This holiday season, you have a difficult decision when it comes to what film to go see with your family. So many viable options, and yet most will lack satisfying emotional/intellectual resonance; will be, in fact, brain poison, creatively bankrupt garbage, poopy, etc. You and your family will exit the theater in a miserable haze, unable to discern why that particular sequence of images needed to be screened to an audience. And even later, as you open presents and sip your eggnog, you’ll be unable to shake that lingering shroud of mediocrity. For years afterward, you’ll associate family time with substandard media, and slowly, inevitably, you’ll drift apart, further and further, until there is no family; just a collection of individuals with shared DNA. Little more than strangers. For that is what comes of poor movie decisions: loneliness, entropy, anhedonia.
That’s why I made a sequel to my previous movie. You remember it, I’m sure. I used the same raw materials—characters, subject matter, general plot—and mixed them around just enough so as to lend the appearance of freshness. This way, you know exactly what to expect in the same way you know what to expect from IKEA furniture. Is it good? Well, not exactly, no, not at all. But like IKEA furniture, it’s mostly tolerable; pretty solid unless you lean on it too hard. Why take a risk on an original film like 12 Years a Slave or Prisoners, a mystery box full of who knows what, when you can immerse yourself in sweet, soothing familiarity.
After all, the human brain is a pattern recognition machine, and far more than novelty, it craves the familiar. It’s why you’ll always choose an iPhone over the HRK Turbophone and Subway over Earl’s Sandwich Castle. With the success of my previous film, I’ve already acquired valuable real estate in your hippocampus, where long term memory is stored. You’re preprogrammed to respond positively to my film’s imagery. Accept it. Enjoy it. Don’t waste time investing in new, previously unknown characters when you can see characters you already recognize do things similar to what they did in prior appearances (e.g., shoot guns, kiss each other, kill orcs, etc.).
Imagine the alternative: seeing a film with an unusual or counterintuitive perspective, one with actors who have unrecognizable faces instead of the famous ones to which we’re accustomed. “What’s that guy’s name again?” your aunt will whisper to you. “Is he the main guy or the other guy? Is he the girl’s friend or that other girl’s friend’s brother?” And then an unexpected 20 minute oral sex scene scored by the sound of your grandfather nervously unwrapping and rewrapping a peppermint. No, you don’t want this scenario. The purpose of all art is to affirm preexisting worldviews via robots who are sometimes cars.
Even as we speak, we in the entertainment industry are distilling story into ever more relatable forms. Our niche media landscape divides viewers into ever narrower, ever more niche demographics, polarizing humanity for marketing purposes. Ideally, we want 7 billion giant mirrors, at least one of which reflects exactly you and only you back to yourself: Fox News for elderly conservatives, HBO for educated middle class liberal males, etc.

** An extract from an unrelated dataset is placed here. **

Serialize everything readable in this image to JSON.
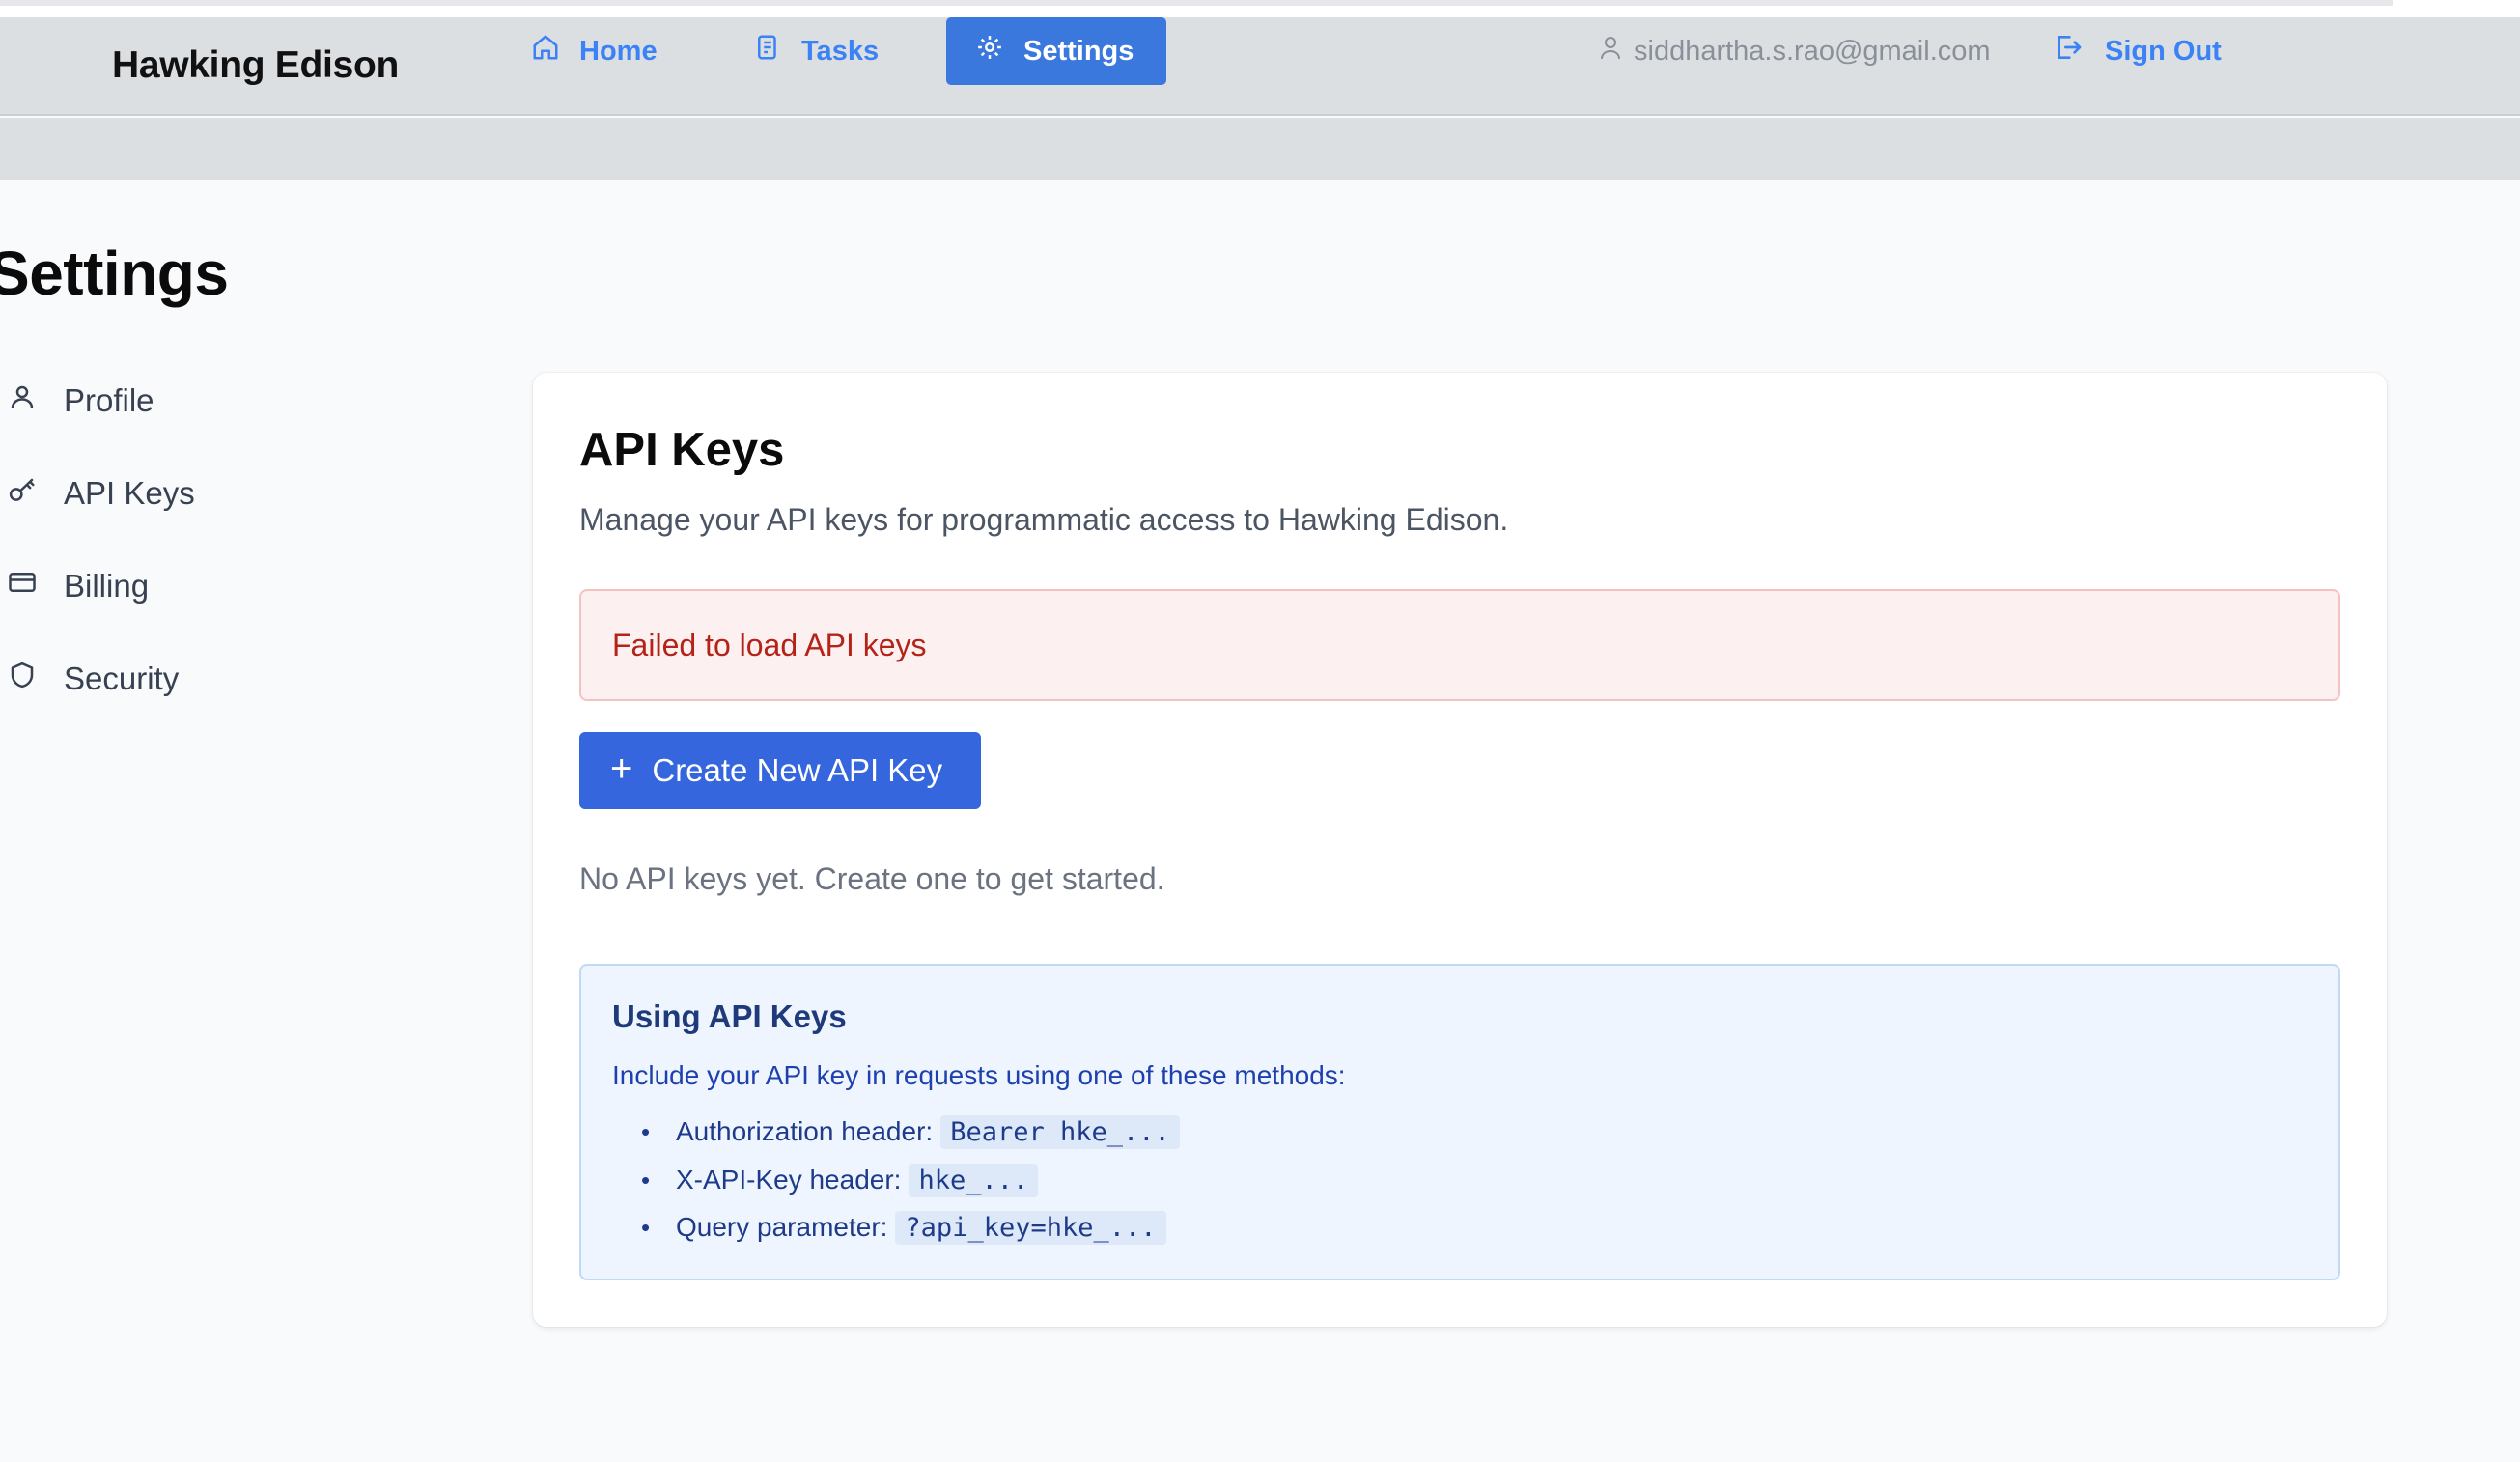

Support for my sequel will encourage us to produce ever more familiar, individualized art. We will open a Museum of Selfies, the most relatable museum imaginable, and you can walk down the halls, reminiscing about the times and places you took those selfies. And instead of music, we’ll release a 5,000 hour recording album of all your phone calls, so you can listen to yourself and think, ‘That’s me. That’s my voice. I know this.’ This is a noble pursuit. When people encounter something unfamiliar, their first reaction is revulsion; hence, racism, homophobia, religious/nonreligious persecution. Clearly, the solution is to avoid all novelty.
Soon, movies and TV will become elaborate adaptations of those BuzzFeed articles, “How You Know You’re a Nerd/Improviser/Cat Lady/Unemployed Person/Whatever”. Characters will do all the things you would do, say all the things you would say, and the themes will all be opinions you already share. After this sequel, my next film will just be footage of audience members buying tickets and waiting for the movie to start. “That’s so us,” a couple on a date will say, watching themselves check movie times. “That’s definitely something I do,” says a man watching himself check Twitter before the movie.
Remember the Christmas someone chose No Country for Old Men as the family movie? What a screw up, right? Your uncle left the theater, saying, “Worst movie I’ve seen all year!” and your dad said, “What was any of that even about?” Let’s face it: unpredictable plots with nihilistic themes do not make good holiday movies. I promise my sequel will serve your family with a formulaic plot, always the most fun kind, along with a sequence of images and narrative tropes already scorched into their hypothalamuses, if not by the original film, then by the ubiquitous advertising campaign.
And one day, our species will finally choose to homogenize itself, and we will become a gorgeous race of identical automatons, telepathically communicating the same thoughts, same feelings, in a global psychic network—total consensus forever and ever. There will be only one movie, and it will be called “The Shared Human Experience” and it will play in the minds of all people at once. It will have an infinite running time and every frame will be the same as the previous one.